* **Input data**
*** Block opens ***
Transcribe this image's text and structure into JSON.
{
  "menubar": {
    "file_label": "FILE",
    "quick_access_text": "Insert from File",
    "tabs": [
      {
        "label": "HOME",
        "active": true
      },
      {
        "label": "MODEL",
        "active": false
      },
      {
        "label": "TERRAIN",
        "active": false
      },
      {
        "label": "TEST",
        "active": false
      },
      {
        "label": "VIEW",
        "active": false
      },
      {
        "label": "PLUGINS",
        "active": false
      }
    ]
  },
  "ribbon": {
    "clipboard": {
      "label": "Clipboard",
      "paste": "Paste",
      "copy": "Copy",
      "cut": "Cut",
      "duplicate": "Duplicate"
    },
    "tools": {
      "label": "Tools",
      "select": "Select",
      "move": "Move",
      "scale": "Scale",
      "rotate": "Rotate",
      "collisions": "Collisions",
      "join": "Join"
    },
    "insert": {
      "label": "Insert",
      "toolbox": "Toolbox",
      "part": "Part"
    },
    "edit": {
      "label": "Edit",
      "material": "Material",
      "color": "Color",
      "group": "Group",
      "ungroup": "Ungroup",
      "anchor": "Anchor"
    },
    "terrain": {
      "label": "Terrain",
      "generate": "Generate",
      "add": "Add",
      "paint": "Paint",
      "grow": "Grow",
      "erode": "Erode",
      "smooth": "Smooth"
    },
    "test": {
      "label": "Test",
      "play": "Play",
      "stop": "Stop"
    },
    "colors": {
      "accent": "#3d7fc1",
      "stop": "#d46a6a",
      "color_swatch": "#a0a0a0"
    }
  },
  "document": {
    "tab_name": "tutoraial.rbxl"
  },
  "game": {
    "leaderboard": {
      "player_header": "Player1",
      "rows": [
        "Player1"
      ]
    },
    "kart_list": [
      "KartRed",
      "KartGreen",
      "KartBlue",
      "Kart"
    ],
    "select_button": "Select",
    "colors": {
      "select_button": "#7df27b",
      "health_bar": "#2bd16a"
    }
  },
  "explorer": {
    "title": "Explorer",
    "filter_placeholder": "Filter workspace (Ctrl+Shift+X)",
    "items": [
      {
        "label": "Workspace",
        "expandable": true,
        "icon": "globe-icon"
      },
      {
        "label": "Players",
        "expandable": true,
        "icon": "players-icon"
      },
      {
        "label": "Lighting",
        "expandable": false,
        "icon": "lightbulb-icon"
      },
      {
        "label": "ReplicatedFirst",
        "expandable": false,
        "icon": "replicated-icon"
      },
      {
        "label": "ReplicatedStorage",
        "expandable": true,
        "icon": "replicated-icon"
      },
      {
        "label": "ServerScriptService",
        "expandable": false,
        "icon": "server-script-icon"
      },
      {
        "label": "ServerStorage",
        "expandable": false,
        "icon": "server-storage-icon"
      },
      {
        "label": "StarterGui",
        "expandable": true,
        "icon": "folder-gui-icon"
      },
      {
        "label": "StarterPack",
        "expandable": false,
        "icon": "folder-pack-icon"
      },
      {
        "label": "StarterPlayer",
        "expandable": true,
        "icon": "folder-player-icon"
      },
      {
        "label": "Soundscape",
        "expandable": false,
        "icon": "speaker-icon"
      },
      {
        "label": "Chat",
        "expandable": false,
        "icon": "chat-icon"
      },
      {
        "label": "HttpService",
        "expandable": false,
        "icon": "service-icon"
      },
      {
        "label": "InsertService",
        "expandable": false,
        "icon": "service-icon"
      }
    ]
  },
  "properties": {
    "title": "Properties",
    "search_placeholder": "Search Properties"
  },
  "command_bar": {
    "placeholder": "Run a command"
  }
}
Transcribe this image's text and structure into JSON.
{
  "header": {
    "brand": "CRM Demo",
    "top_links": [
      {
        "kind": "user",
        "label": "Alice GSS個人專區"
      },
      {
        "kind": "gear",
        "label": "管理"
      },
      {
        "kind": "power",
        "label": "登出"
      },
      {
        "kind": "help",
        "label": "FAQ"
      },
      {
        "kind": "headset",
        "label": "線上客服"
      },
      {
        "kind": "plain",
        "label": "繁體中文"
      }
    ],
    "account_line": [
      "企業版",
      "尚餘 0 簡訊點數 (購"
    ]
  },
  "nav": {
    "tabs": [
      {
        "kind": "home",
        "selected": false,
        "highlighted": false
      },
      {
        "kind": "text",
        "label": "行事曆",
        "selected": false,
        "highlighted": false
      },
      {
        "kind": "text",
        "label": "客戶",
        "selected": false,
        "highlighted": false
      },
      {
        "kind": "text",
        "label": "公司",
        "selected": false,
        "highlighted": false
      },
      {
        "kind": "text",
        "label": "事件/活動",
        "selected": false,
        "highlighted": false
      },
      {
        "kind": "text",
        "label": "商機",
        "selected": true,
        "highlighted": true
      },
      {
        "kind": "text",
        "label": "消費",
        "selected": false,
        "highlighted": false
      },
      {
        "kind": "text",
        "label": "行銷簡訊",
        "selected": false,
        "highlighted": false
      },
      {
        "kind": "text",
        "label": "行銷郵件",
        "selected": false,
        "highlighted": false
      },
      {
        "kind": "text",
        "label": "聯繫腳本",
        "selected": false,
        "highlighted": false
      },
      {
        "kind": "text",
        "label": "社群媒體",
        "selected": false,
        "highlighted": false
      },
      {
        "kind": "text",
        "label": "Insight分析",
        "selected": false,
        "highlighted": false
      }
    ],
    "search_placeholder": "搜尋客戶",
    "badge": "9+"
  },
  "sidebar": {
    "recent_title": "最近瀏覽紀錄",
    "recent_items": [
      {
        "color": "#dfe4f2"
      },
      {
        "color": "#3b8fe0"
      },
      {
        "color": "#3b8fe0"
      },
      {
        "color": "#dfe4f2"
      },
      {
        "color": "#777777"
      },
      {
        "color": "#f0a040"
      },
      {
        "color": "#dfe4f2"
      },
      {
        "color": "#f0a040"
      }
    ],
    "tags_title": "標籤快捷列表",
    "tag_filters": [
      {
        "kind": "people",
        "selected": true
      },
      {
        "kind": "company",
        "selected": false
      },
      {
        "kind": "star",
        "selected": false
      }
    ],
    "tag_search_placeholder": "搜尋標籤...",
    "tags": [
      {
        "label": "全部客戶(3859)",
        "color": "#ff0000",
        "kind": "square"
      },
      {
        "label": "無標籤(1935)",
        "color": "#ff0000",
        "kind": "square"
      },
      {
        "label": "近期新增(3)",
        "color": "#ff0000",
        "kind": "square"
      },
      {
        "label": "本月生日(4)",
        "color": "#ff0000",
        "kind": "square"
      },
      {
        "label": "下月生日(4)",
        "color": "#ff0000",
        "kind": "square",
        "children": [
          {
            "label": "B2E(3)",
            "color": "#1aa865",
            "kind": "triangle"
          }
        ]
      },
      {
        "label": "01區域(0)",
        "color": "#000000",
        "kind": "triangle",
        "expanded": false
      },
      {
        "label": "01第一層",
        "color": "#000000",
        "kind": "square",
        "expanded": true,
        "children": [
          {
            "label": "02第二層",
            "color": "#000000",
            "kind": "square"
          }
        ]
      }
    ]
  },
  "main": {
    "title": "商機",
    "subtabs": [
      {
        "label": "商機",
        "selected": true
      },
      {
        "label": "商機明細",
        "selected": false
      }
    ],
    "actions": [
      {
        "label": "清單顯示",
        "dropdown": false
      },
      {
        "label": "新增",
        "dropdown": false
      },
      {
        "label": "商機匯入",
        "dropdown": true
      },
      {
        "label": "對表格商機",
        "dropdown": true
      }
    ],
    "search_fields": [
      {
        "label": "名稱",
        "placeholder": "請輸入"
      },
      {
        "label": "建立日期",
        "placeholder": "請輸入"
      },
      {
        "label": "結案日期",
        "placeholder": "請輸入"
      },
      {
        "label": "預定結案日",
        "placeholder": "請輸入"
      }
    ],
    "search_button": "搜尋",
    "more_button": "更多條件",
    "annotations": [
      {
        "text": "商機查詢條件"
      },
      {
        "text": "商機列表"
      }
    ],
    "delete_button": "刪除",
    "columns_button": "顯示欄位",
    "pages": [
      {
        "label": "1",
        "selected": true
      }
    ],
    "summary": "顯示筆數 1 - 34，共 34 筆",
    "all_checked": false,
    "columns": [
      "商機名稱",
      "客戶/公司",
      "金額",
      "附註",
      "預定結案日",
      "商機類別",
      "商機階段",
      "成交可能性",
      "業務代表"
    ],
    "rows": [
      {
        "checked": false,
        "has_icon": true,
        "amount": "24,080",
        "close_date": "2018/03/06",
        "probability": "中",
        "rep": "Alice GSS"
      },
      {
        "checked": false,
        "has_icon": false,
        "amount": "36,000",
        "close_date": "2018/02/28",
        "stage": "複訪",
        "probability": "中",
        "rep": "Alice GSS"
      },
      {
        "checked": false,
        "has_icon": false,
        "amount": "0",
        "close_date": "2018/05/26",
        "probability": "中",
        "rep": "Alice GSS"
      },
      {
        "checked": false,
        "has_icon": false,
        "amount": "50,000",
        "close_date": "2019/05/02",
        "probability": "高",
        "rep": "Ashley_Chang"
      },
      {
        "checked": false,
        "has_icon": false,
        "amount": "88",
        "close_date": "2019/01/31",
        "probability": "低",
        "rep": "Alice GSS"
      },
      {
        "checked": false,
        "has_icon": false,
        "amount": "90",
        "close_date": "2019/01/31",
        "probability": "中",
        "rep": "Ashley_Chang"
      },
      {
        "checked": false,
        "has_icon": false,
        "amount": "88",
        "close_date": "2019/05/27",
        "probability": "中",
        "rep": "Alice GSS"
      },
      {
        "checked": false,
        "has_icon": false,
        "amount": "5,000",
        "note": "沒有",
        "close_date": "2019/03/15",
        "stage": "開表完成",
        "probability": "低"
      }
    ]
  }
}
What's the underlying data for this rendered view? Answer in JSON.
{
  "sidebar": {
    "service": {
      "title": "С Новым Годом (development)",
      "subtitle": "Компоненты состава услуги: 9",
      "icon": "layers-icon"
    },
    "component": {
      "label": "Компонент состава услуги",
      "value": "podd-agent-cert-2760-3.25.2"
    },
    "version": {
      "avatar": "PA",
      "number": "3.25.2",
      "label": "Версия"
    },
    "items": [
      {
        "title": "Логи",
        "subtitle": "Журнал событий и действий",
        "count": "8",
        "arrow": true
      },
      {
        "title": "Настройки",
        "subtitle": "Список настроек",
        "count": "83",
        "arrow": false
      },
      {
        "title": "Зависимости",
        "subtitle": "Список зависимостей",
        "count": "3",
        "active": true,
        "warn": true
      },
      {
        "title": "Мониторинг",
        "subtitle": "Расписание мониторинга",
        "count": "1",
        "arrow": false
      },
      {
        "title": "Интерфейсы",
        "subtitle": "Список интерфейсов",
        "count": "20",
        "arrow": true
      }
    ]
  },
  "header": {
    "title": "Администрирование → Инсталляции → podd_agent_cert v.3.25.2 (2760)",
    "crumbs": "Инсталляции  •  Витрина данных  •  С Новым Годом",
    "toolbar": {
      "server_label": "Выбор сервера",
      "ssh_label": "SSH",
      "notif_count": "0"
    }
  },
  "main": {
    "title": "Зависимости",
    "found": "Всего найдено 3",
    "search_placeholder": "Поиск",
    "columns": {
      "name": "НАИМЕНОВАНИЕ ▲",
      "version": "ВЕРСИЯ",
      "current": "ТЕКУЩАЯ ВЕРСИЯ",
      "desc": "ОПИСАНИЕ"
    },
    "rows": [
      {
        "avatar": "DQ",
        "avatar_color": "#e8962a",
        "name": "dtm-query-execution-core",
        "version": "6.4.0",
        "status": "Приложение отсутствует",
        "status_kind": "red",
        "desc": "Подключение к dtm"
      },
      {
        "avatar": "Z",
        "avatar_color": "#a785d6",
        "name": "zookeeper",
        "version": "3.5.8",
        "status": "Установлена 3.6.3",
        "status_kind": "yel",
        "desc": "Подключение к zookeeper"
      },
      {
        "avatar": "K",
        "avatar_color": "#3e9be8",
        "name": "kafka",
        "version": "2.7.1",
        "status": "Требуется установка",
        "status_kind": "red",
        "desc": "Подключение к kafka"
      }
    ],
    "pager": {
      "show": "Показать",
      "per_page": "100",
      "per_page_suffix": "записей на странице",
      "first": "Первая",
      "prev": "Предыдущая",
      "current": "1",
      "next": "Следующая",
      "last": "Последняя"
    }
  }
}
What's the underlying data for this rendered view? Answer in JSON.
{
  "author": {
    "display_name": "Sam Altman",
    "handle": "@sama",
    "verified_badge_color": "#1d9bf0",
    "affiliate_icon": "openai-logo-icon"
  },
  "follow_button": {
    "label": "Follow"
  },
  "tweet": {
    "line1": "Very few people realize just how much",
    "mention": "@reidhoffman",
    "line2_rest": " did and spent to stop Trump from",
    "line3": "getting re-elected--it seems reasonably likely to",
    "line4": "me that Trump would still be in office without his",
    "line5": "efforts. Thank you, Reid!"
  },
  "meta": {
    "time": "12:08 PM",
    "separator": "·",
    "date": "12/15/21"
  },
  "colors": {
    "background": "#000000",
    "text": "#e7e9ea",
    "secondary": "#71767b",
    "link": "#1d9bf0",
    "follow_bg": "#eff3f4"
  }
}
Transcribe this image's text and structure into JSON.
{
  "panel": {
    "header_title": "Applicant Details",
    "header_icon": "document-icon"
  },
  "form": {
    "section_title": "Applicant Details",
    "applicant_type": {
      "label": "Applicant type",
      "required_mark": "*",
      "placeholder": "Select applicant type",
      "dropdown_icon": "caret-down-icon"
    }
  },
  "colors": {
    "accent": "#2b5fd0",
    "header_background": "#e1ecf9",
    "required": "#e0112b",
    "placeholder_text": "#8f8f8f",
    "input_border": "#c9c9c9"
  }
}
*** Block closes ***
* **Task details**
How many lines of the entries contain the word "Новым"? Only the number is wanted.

* **Worked solution**
2